Tags

Quick note, I am currently studying for my GRE that I am taking tommorow- wish me luck! Once I take the test and finnish up the few other tasks I have for my application I will be back in full force. I still have some SFAA sessions to talk about and a few other topics. I’ve just been bogged down with applying to grad school (all in 3 weeks mind you).

Recently, Kelly Hale did a post about starting an undergraduate community for aspiring archaeologists. This post raised a few good questions such as, what purpose would this serve?

Personally, I think this is a fantastic idea for a few reasons. When I was an undergraduate, I felt like there really was not much comrodery amongst the undergrads- at least not anywhere near what the grad students seemed to have. This may have been by choice, or it may have been because there really weren’t very many opportunity for such relationships to develop. As Hale points out in the post, undergrads are going through the same experiences and have the similar feelings, a community would be a great place for the undergrads to share and discuss their experiences.

As a graduate, I feel connected to my undergraduate school and more specifically the department. I volunteered at the SFAA 2007 table in Vancouver while at the conference this year- I didn’t need to, but I wanted to help because I could. It means something to me to be an alumni, even if it’s just as an undergrad. However, the department really doesn’t foster these types of graduate relationships- you get your BA and your on your own. (Just to clarify, I’m not specifically attacking my old department at all, but departments in general). I don’t really talk to too many of my peers anymore, maybe 4 or 5. I do still however talk to a bunch of my professors still.

The social aspects of a community are clearly beneficial during school; comrodery, networking, encouragement, and knowing others have the same problems/concerns/fears. However, this can continue after undergrad if you form the relationships during school. It also helps to strengthen the department’s community, more people may be willing to volunteer and/or have social gatherings. This may lead to the department being more interesting and inviting to prospective students.

My problem with most undergraduate programs is that they do nothing to encourage the undergraduates to bond (other than in classes of course). Graduate students seem to have clubs and gatherings, listservs, but why can’t the undergraduates do the same?
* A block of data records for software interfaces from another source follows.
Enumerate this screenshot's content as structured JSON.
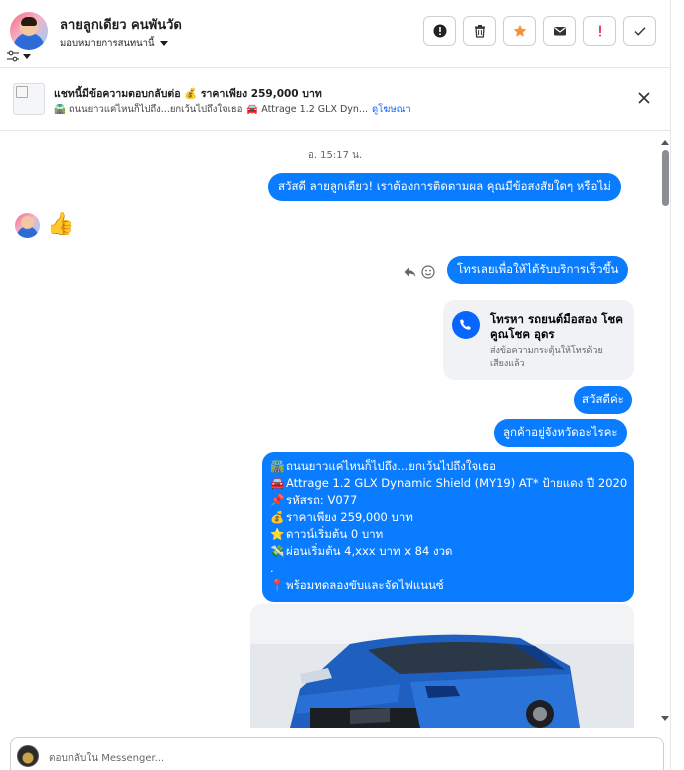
{
  "header": {
    "contact_name": "ลายลูกเดียว คนพันวัด",
    "assign_label": "มอบหมายการสนทนานี้",
    "actions": [
      "mark-spam",
      "delete",
      "star",
      "email",
      "follow-up",
      "done"
    ]
  },
  "ad_banner": {
    "title": "แชทนี้มีข้อความตอบกลับต่อ 💰 ราคาเพียง 259,000 บาท",
    "subtitle_1": "🛣️ ถนนยาวแค่ไหนก็ไปถึง...ยกเว้นไปถึงใจเธอ",
    "subtitle_2": "🚘 Attrage 1.2 GLX Dyn...",
    "link": "ดูโฆษณา"
  },
  "conversation": {
    "timestamp": "อ. 15:17 น.",
    "msg_greeting": "สวัสดี ลายลูกเดียว! เราต้องการติดตามผล คุณมีข้อสงสัยใดๆ หรือไม่",
    "incoming_reaction": "👍",
    "msg_call_prompt": "โทรเลยเพื่อให้ได้รับบริการเร็วขึ้น",
    "call_card": {
      "title": "โทรหา รถยนต์มือสอง โชคคูณโชค อุดร",
      "subtitle": "ส่งข้อความกระตุ้นให้โทรด้วยเสียงแล้ว"
    },
    "msg_hello": "สวัสดีค่ะ",
    "msg_province": "ลูกค้าอยู่จังหวัดอะไรคะ",
    "listing": {
      "lines": [
        {
          "emoji": "🛣️",
          "text": "ถนนยาวแค่ไหนก็ไปถึง...ยกเว้นไปถึงใจเธอ"
        },
        {
          "emoji": "🚘",
          "text": "Attrage 1.2 GLX Dynamic Shield (MY19) AT* ป้ายแดง ปี 2020"
        },
        {
          "emoji": "📌",
          "text": "รหัสรถ: V077"
        },
        {
          "emoji": "💰",
          "text": "ราคาเพียง 259,000 บาท"
        },
        {
          "emoji": "⭐",
          "text": "ดาวน์เริ่มต้น 0 บาท"
        },
        {
          "emoji": "💸",
          "text": "ผ่อนเริ่มต้น 4,xxx บาท x 84 งวด"
        },
        {
          "emoji": "",
          "text": "."
        },
        {
          "emoji": "📍",
          "text": "พร้อมทดลองขับและจัดไฟแนนซ์"
        }
      ]
    }
  },
  "composer": {
    "placeholder": "ตอบกลับใน Messenger..."
  },
  "colors": {
    "bubble_blue": "#0a7cff",
    "accent_blue": "#0866ff",
    "star_orange": "#f7923a",
    "alert_red": "#e41e3f"
  }
}
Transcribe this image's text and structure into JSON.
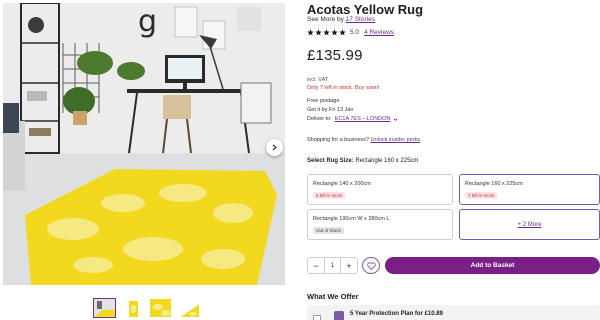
{
  "product": {
    "title": "Acotas Yellow Rug",
    "see_more_prefix": "See More by",
    "brand_link": "17 Stories",
    "rating": "5.0",
    "reviews": "4 Reviews",
    "price": "£135.99",
    "vat": "incl. VAT",
    "stock_warning": "Only 7 left in stock. Buy soon!"
  },
  "delivery": {
    "postage": "Free postage",
    "get_it_by": "Get it by Fri 13 Jan",
    "deliver_to_label": "Deliver to:",
    "postcode": "EC1A 7ES – LONDON"
  },
  "business": {
    "prompt": "Shopping for a business?",
    "link": "Unlock insider perks"
  },
  "size": {
    "label": "Select Rug Size:",
    "selected": "Rectangle 160 x 225cm",
    "options": [
      {
        "name": "Rectangle 140 x 200cm",
        "badge": "5 left in stock"
      },
      {
        "name": "Rectangle 160 x 225cm",
        "badge": "7 left in stock"
      },
      {
        "name": "Rectangle 190cm W x 280cm L",
        "badge": "Out of Stock"
      }
    ],
    "more": "+ 2 More"
  },
  "purchase": {
    "minus": "−",
    "quantity": "1",
    "plus": "+",
    "add_to_basket": "Add to Basket"
  },
  "offer": {
    "title": "What We Offer",
    "protection": "5 Year Protection Plan for £10.89"
  },
  "icons": {
    "star": "star-icon",
    "heart": "heart-icon",
    "next": "chevron-right-icon",
    "dropdown": "chevron-down-icon"
  },
  "colors": {
    "brand_purple": "#7a1f86",
    "link_purple": "#6b2d85",
    "stock_red": "#d12c2c",
    "rug_yellow": "#f2d81e",
    "star": "#1d1d1f"
  }
}
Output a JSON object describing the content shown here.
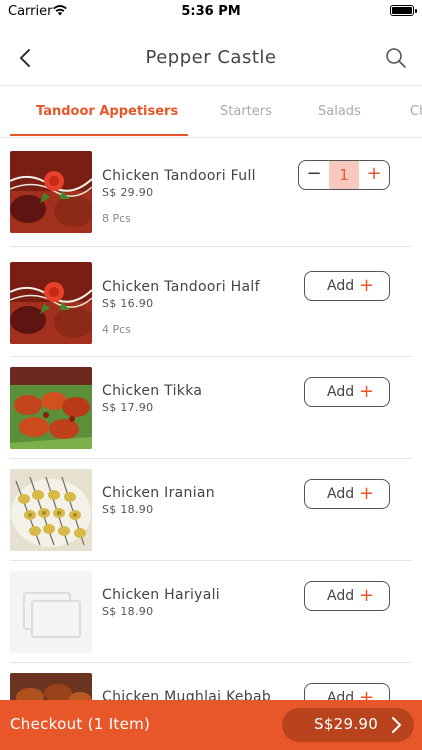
{
  "status_bar": {
    "carrier": "Carrier",
    "time": "5:36 PM"
  },
  "header": {
    "title": "Pepper Castle"
  },
  "tabs": [
    {
      "label": "Tandoor Appetisers",
      "active": true
    },
    {
      "label": "Starters",
      "active": false
    },
    {
      "label": "Salads",
      "active": false
    },
    {
      "label": "Ch",
      "active": false
    }
  ],
  "items": [
    {
      "name": "Chicken Tandoori Full",
      "price": "S$ 29.90",
      "pieces": "8 Pcs",
      "quantity": "1",
      "image": "tandoori-chicken-image"
    },
    {
      "name": "Chicken Tandoori Half",
      "price": "S$ 16.90",
      "pieces": "4 Pcs",
      "add_label": "Add",
      "image": "tandoori-chicken-image"
    },
    {
      "name": "Chicken Tikka",
      "price": "S$ 17.90",
      "add_label": "Add",
      "image": "chicken-tikka-image"
    },
    {
      "name": "Chicken Iranian",
      "price": "S$ 18.90",
      "add_label": "Add",
      "image": "chicken-iranian-image"
    },
    {
      "name": "Chicken Hariyali",
      "price": "S$ 18.90",
      "add_label": "Add",
      "image": "placeholder-image-icon"
    },
    {
      "name": "Chicken Mughlai Kebab",
      "add_label": "Add",
      "image": "kebab-image"
    }
  ],
  "footer": {
    "checkout_label": "Checkout (1 Item)",
    "total": "S$29.90"
  },
  "colors": {
    "accent": "#e8572a",
    "accent_dark": "#b8431d",
    "qty_bg": "#f7c8bd"
  }
}
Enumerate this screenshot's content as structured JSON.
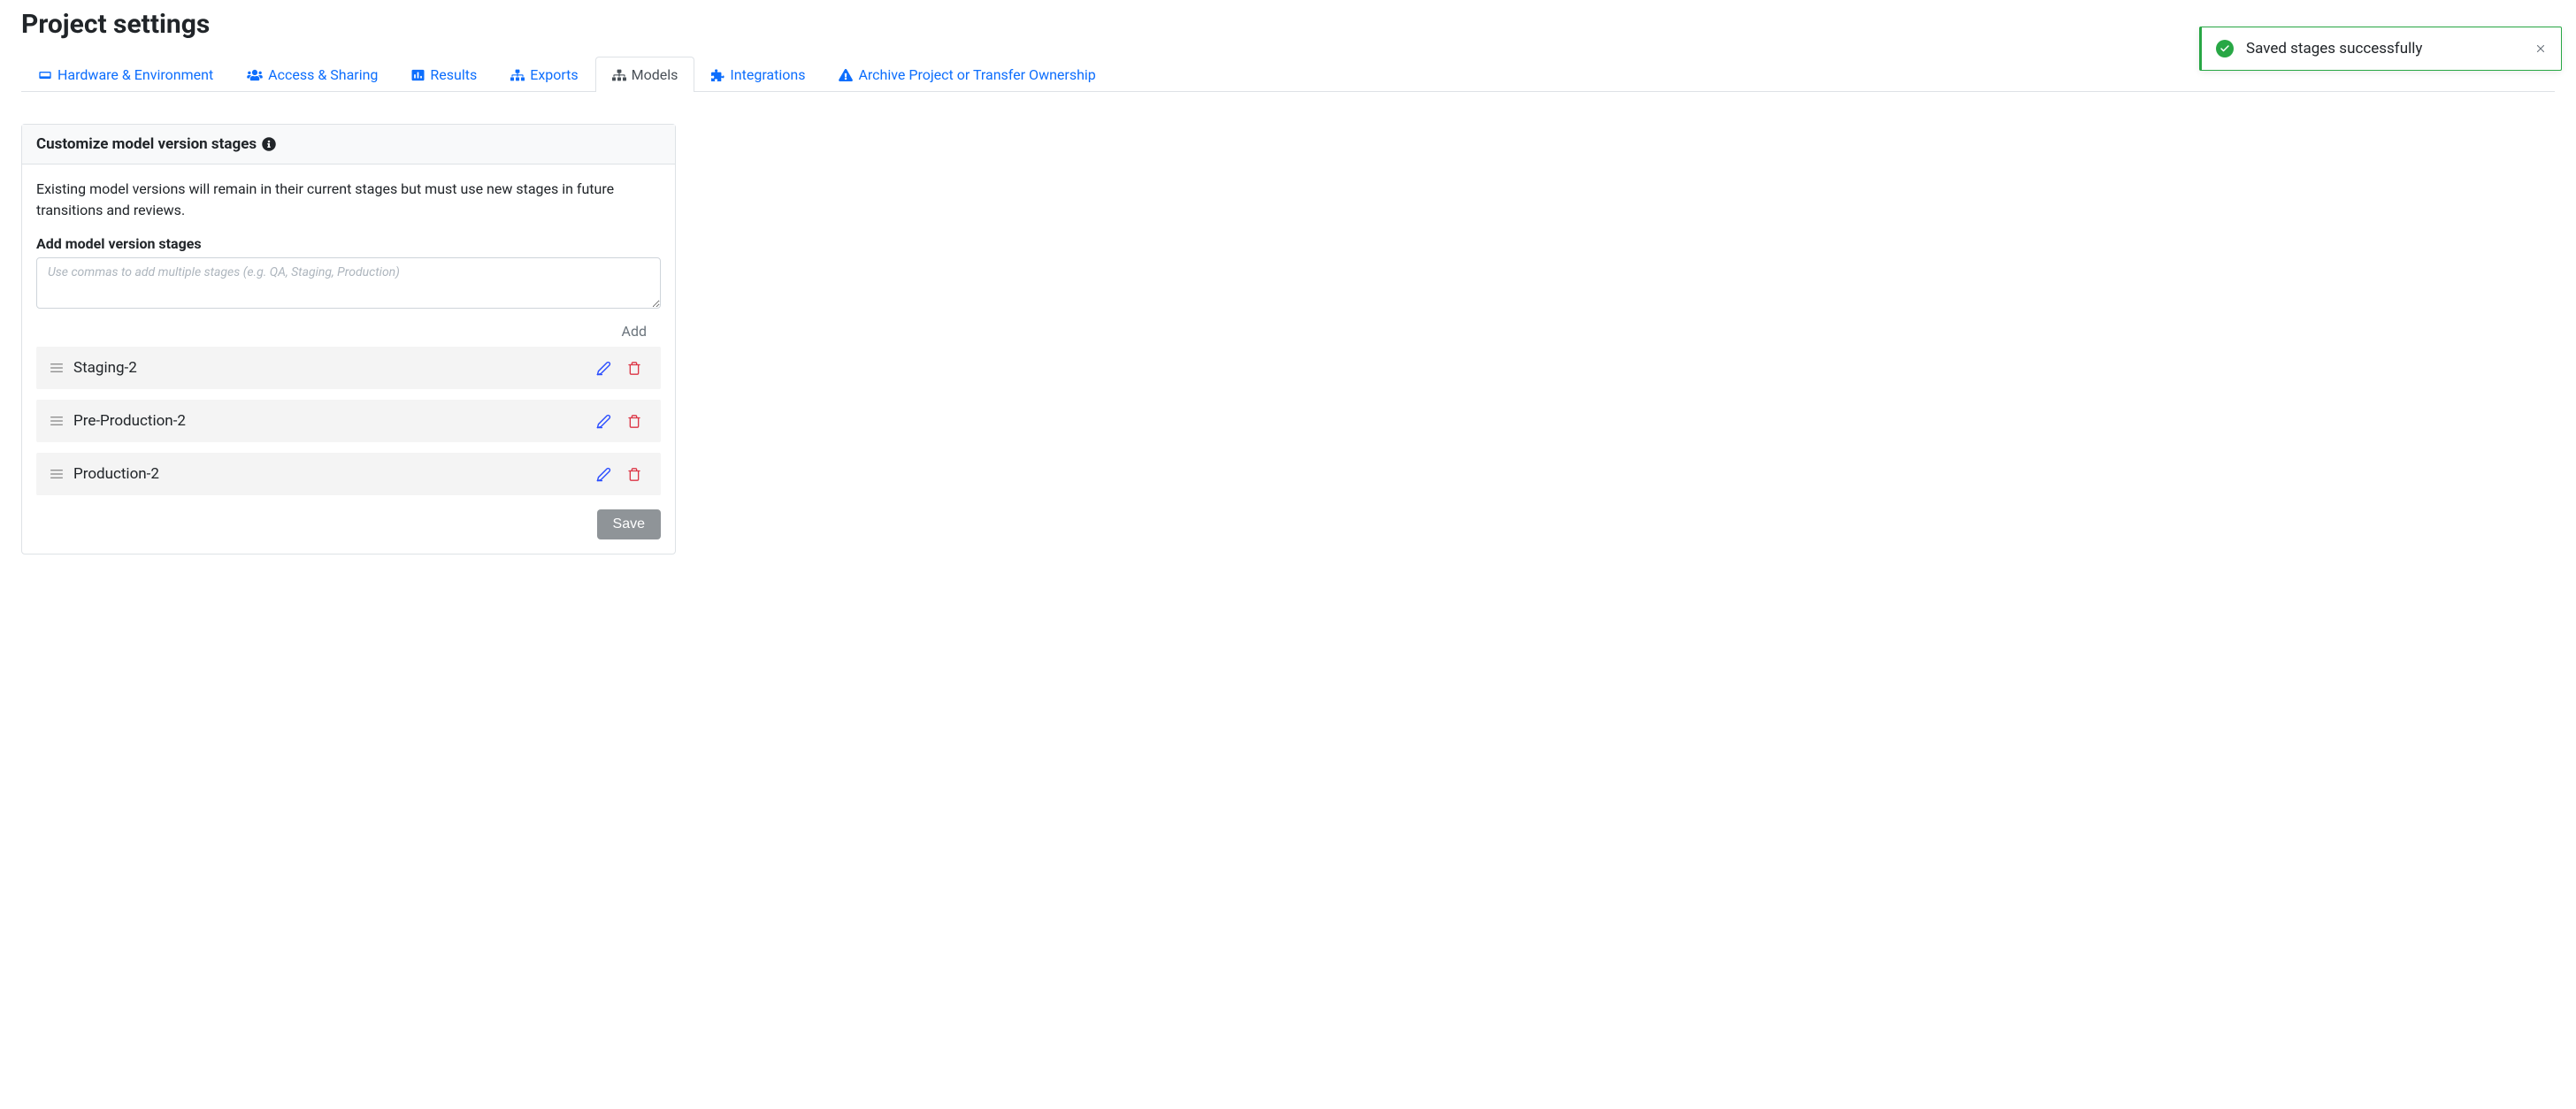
{
  "page": {
    "title": "Project settings"
  },
  "tabs": [
    {
      "label": "Hardware & Environment",
      "icon": "hardware"
    },
    {
      "label": "Access & Sharing",
      "icon": "users"
    },
    {
      "label": "Results",
      "icon": "chart"
    },
    {
      "label": "Exports",
      "icon": "sitemap"
    },
    {
      "label": "Models",
      "icon": "sitemap",
      "active": true
    },
    {
      "label": "Integrations",
      "icon": "puzzle"
    },
    {
      "label": "Archive Project or Transfer Ownership",
      "icon": "warning"
    }
  ],
  "panel": {
    "header": "Customize model version stages",
    "description": "Existing model versions will remain in their current stages but must use new stages in future transitions and reviews.",
    "form_label": "Add model version stages",
    "textarea_placeholder": "Use commas to add multiple stages (e.g. QA, Staging, Production)",
    "add_label": "Add",
    "stages": [
      {
        "name": "Staging-2"
      },
      {
        "name": "Pre-Production-2"
      },
      {
        "name": "Production-2"
      }
    ],
    "save_label": "Save"
  },
  "toast": {
    "message": "Saved stages successfully"
  }
}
I think that a forum would be an inexpensive and low maintenance way for the undergraduates to seek each other out and bond.

Advertisements